Exercise prompt => From the listing, collect all lines containing the word "time".
• • • • •
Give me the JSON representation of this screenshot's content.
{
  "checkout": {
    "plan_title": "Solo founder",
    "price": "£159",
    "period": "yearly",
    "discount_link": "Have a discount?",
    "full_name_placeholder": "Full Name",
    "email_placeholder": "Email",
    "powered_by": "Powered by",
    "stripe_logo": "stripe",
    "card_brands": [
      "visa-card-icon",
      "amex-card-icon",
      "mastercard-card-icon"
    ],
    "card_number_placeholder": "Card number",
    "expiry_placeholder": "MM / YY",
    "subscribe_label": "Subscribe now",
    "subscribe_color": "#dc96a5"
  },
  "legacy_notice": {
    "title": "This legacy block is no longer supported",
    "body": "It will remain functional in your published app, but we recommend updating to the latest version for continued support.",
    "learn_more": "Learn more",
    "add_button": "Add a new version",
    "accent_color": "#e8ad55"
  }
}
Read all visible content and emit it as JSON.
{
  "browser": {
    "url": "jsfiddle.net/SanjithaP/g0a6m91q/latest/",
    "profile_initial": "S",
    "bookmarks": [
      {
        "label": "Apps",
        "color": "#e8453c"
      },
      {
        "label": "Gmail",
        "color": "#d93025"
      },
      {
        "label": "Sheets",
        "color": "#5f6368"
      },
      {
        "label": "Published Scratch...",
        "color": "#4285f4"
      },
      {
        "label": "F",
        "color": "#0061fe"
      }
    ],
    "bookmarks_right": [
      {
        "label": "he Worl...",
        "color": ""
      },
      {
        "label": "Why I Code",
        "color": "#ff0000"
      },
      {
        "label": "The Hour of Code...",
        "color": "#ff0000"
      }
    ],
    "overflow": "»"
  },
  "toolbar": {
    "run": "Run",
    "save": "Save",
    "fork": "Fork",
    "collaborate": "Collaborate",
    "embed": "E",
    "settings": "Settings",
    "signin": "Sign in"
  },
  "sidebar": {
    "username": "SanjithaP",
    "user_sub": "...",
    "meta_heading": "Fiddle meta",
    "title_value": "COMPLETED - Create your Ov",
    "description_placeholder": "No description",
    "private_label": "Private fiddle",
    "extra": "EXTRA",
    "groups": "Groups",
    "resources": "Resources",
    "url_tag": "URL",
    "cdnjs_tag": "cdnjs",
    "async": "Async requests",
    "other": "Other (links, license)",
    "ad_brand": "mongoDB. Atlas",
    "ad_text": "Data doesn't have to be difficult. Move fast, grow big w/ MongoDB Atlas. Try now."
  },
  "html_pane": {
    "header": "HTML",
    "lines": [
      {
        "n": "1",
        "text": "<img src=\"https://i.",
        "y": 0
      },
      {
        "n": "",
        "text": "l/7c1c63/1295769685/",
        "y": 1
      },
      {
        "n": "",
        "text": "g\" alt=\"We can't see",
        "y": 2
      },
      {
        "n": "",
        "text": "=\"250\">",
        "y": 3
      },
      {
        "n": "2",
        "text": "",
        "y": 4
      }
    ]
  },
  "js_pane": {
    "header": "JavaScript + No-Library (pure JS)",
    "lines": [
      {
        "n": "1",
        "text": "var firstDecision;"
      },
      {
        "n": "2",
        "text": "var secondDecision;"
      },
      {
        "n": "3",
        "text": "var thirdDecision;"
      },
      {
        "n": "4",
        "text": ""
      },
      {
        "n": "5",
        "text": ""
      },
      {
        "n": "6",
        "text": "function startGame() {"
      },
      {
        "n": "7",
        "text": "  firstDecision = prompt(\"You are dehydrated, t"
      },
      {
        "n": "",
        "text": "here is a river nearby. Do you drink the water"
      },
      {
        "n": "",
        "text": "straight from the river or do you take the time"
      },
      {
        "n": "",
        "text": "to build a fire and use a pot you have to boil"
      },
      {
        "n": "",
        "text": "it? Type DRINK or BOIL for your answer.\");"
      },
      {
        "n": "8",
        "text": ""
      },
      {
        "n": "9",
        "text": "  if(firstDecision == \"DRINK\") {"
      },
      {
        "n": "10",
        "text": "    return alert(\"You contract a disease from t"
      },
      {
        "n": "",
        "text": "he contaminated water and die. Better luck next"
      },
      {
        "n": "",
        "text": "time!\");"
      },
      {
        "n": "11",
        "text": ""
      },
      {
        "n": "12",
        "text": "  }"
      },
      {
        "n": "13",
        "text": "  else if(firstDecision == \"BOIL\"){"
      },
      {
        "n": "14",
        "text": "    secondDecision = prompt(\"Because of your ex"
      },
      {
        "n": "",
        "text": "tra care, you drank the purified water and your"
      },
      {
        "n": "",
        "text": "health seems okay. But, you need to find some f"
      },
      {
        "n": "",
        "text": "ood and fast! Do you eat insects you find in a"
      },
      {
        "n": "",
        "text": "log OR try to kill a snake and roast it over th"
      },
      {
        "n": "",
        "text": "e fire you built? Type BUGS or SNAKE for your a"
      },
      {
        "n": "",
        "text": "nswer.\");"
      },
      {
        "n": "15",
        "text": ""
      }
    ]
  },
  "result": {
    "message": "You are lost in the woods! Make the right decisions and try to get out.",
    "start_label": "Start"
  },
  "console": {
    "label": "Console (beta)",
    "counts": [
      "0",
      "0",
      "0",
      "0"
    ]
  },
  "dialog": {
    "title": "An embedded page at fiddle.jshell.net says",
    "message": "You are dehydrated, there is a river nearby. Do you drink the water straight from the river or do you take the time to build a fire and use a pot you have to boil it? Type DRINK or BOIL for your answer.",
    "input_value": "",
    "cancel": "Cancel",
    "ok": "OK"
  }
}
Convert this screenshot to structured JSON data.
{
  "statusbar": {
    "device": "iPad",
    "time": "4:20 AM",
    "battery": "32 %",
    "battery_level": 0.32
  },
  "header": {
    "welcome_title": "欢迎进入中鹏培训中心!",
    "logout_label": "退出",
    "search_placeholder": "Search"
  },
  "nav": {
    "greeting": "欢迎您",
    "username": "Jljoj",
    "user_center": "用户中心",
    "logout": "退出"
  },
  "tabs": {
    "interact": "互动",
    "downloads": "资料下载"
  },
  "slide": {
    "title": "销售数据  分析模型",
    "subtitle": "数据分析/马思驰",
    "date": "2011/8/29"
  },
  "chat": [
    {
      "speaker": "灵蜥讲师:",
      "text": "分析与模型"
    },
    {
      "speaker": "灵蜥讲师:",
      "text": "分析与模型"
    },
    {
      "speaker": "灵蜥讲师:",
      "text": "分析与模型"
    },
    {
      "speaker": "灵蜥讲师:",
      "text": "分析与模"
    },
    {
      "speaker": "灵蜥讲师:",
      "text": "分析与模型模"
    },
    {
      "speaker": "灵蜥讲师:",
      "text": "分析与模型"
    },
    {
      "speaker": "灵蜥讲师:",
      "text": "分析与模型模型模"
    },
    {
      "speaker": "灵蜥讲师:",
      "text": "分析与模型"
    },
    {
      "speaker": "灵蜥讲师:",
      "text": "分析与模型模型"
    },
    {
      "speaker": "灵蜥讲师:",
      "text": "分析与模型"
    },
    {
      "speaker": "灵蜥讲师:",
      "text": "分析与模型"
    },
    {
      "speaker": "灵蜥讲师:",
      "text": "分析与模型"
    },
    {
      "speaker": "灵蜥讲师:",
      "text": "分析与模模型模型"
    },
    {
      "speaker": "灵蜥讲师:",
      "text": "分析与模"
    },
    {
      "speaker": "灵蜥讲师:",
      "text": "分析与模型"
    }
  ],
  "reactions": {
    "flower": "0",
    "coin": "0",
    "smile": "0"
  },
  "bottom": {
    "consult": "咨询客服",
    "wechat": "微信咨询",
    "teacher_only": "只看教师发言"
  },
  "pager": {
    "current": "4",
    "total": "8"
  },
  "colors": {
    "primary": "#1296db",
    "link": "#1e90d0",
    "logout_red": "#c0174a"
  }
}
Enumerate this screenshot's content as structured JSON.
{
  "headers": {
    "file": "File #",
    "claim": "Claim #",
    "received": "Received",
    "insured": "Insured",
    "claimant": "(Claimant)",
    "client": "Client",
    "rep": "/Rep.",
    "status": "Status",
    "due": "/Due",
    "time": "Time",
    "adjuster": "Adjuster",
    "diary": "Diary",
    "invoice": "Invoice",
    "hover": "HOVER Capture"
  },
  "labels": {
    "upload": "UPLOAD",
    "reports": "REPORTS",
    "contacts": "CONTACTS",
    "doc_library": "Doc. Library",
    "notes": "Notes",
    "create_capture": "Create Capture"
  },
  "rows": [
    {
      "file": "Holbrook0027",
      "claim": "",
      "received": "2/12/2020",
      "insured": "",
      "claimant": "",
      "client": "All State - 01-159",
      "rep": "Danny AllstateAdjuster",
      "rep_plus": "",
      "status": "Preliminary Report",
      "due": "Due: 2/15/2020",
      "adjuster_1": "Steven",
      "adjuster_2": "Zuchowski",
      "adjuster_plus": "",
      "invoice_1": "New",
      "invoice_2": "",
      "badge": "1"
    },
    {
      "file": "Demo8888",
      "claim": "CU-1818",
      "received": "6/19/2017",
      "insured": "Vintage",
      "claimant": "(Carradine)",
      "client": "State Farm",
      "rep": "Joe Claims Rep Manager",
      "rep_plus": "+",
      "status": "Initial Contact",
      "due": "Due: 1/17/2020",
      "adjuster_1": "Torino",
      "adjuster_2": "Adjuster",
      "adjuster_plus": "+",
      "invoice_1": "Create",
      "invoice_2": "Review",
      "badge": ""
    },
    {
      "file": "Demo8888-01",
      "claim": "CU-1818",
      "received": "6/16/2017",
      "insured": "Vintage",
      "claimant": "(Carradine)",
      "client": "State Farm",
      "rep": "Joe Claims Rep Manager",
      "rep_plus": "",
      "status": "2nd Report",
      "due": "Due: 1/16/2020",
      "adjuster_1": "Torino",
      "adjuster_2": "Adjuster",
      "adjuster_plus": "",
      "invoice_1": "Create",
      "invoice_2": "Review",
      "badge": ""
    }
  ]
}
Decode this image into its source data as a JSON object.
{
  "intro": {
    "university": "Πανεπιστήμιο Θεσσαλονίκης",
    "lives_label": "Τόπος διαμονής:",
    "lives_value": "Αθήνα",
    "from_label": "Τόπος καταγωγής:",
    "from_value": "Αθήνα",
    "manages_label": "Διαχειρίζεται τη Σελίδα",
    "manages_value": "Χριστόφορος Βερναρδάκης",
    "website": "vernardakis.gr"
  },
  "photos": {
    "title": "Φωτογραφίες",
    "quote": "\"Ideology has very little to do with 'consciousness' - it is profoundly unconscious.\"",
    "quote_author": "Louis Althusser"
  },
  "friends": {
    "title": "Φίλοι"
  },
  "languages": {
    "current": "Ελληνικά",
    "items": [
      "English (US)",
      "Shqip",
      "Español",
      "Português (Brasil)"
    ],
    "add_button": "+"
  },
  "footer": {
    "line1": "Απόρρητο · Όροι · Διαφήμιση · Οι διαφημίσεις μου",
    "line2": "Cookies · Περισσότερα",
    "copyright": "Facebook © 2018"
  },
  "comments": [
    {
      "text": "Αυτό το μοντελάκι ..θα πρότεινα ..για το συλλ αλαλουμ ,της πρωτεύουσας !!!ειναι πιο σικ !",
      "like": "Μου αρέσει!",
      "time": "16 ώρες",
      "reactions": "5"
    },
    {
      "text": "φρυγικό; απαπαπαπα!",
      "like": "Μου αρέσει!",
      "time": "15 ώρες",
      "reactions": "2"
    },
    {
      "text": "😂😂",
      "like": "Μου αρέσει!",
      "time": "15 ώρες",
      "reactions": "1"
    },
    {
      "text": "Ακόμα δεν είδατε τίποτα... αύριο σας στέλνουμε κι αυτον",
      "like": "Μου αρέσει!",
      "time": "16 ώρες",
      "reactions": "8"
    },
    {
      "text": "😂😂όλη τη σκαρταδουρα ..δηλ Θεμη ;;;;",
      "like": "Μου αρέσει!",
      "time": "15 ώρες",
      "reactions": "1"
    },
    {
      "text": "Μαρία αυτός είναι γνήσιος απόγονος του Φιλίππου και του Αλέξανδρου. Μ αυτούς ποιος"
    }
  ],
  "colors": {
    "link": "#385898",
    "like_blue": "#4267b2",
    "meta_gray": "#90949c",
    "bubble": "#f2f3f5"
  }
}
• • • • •
Answer space =>
        "text": "straight from the river or do you take the time"
        "text": "time!\");"
    "message": "You are dehydrated, there is a river nearby. Do you drink the water straight from the river or do you take the time to build a fire and use a pot you have to boil it? Type DRINK or BOIL for your answer.",
    "time": "4:20 AM",
    "time": "Time",
      "time": "16 ώρες",
      "time": "15 ώρες",
      "time": "15 ώρες",
      "time": "16 ώρες",
      "time": "15 ώρες",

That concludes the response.